Trouble associated with nightlife (drunkenness, anti social behaviour) is not uncommon. The Police take a robust response to incidents and maintain a visible presence on busy nights. Door staff can be strict and entry can be refused to pubs, bars and clubs.
Without the risk of overstating it, as with any town, there are areas in Llandudno which tourists should avoid, though these areas are not areas where tourists would normally travel. These areas include:
- The area behind and around the ASDA supermarket, opposite Parc Llandudno
- The council estate behind the Llandudno Rugby Club
- Parts of West Shore, particularly the council estate and King's Road
- The area around Llandudno Hospital.
The massive annual influx of tourists is something that local people are used to. People from Llandudno are generally friendly, welcoming and appreciative of the economic boost that tourists bring to the town.
One issue that can arise is during international football matches. Hoards of fans wearing England strips and filling out the pubs should remember that the Welsh will rarely share their support for the England team and will often (in the spirit of good fun) cheer on the opposing team... Even if it's Germany! Don't make an issue out of this, it is not meant to offend. Plus, you are in Wales after all!
- Conwy - fantastic castle and walled town, just 5 miles away from Llandudno. Walk the town walls for free, many stairs leading up to them are throughout the town.
- A cycle path now exists between West Shore Llandudno and Conwy, very flat and car free. Also suitable for pedestrians.
- A 'working' riverfront where you can find a riverfront pub for a drink and an ice cream stand that also sells hot drinks along with 'The smallest house in the UK'.
- There's Conwy Butterfly Jungle just outside the town walls (now closed)
- A sightseeing boat that takes a 30 minute ride up and down the Conwy River (runs mainly on school holidays).

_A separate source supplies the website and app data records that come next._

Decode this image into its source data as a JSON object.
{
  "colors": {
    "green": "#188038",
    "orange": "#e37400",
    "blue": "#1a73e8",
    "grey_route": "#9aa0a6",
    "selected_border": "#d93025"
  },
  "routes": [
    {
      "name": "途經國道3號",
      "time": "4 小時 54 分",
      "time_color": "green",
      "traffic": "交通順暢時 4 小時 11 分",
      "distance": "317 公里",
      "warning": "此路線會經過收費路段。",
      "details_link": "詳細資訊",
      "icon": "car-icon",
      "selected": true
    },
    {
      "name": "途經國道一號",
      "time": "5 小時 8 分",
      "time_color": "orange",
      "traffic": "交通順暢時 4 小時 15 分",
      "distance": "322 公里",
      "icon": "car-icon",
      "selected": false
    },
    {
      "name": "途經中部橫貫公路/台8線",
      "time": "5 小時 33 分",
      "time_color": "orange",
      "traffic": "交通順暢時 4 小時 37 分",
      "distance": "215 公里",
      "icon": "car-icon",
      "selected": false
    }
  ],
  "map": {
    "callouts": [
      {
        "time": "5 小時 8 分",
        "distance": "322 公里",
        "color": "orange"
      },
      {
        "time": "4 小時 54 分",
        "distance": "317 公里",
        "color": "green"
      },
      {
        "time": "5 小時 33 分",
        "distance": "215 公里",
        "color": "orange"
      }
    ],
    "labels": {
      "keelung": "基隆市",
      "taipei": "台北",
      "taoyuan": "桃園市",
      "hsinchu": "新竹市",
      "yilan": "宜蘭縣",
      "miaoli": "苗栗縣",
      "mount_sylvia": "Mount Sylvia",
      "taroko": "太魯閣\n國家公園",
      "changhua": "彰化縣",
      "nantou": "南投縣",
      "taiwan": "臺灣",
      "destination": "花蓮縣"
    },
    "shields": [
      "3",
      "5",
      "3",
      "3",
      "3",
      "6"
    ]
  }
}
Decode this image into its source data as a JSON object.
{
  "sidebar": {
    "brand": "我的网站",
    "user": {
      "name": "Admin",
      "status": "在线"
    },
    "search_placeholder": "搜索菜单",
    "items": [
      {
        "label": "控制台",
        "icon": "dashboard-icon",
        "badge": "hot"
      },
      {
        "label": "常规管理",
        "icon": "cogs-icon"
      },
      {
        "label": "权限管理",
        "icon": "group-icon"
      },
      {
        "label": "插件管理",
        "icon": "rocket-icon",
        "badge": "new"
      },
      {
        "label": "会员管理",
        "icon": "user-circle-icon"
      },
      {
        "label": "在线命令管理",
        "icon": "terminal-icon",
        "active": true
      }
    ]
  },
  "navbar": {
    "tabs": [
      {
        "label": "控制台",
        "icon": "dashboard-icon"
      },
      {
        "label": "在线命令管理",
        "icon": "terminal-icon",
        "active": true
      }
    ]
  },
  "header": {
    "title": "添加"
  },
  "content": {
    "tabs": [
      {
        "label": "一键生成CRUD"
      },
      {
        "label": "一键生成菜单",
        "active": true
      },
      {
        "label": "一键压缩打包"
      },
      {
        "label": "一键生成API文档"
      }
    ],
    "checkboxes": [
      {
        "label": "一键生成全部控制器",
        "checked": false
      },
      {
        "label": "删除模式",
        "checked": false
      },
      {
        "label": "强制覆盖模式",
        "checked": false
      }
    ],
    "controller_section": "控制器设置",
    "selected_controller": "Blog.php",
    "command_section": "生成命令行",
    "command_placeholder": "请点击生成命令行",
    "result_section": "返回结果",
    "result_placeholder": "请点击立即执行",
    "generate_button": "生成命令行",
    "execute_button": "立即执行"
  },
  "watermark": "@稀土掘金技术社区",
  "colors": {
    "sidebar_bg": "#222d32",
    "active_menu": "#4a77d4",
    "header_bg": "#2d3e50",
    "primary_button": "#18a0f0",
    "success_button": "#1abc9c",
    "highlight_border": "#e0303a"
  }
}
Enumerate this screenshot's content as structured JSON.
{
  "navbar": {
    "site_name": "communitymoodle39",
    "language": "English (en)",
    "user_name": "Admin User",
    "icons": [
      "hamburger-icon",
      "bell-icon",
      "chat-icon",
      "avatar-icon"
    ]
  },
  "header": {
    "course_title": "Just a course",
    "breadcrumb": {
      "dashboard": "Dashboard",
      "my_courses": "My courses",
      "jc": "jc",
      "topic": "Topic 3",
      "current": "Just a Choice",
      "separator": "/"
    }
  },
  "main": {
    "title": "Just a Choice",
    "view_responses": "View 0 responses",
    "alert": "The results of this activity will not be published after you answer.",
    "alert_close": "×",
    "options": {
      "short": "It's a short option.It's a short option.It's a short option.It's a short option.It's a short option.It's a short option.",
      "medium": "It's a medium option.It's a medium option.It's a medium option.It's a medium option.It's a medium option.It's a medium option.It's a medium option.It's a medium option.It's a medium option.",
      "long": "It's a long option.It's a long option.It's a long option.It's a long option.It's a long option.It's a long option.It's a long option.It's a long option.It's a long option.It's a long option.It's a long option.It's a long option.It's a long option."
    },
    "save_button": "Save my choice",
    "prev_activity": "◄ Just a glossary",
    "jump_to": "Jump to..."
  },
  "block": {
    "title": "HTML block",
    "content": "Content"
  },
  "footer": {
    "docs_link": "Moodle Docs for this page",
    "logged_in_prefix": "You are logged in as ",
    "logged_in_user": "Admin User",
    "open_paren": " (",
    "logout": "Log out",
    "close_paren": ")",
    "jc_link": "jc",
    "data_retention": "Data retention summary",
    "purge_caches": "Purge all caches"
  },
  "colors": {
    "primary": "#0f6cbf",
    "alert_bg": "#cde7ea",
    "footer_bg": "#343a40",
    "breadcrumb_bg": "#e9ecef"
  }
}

- Various independent shops in the town and various independent cafes (including the Tower Coffee House, built into one of the wall turrets, right across from the castle and giving great views of the river).
- If you'd like a free place to relax and maybe a read, Conwy Library also has great views of the river from its upper lounge.
- You can also take a walk from the river front, through the gate and find your way along a riverfront walk, at the bottom of Bodlondeb. The walk takes you around Bodlondeb, where you can make your way to Conwy Marina, where there is an upmarket pub with a large outside dining area overlooking the marina.
- There are many hill walks around Conwy as well (National Trust gift shop under Aberconwy House sells some maps, there's also an independent bookshop in the town).
- Aberconwy House, 14th-century merchant's house run by the National Trust.
- Plas Mawr (The Great Hall), one of the finest surviving town house of the Elizabethan era to be found in Britain, run by Cadw (who also run Conwy Castle, see about a joint ticket for both!).
- Chester - Roman walled city, 50 miles away (one hour by train).